The biggest moment for streaming music in Japan this year came via a handwritten letter. In late June, Kenta Matsumoto of pop-punk trio Wanima shared a note on Twitter announcing that his band's entire catalog would be uploaded to streaming music platforms like Spotify and Apple Music.
This year has seen some of Japan's biggest digital holdouts finally accept (or at least surrender to) the fact that streaming has established itself in the Japanese market. While the rest of the world gave itself over to algorithmic listening and playlists built around the concept of "chill," the Japanese resisted initially. After several false starts and muted debuts, though, J-pop has finally come around and every week a new artist makes a big deal about uploading their discography to these platforms. In recent months, the likes of Namie Amuro, Mr. Children and Bump of Chicken have made splashy streaming debuts.

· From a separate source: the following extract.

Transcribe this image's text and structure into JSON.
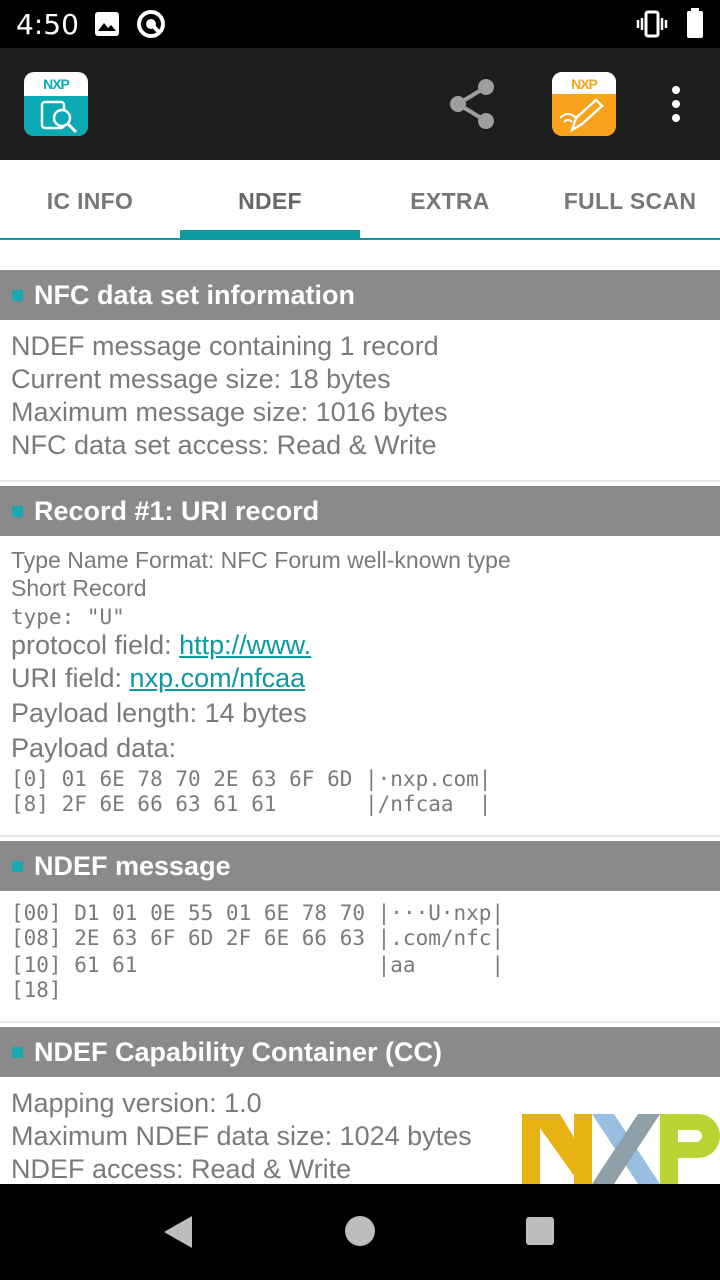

Wanima isn't an established act going on several decades in the biz, though. The trio is a contemporary marquee name, a group coming from a corner of the music community where it doesn't need to lean too hard into digital. Pop-punk fans still buy CDs and have purchased enough to turn Wanima into a relative force.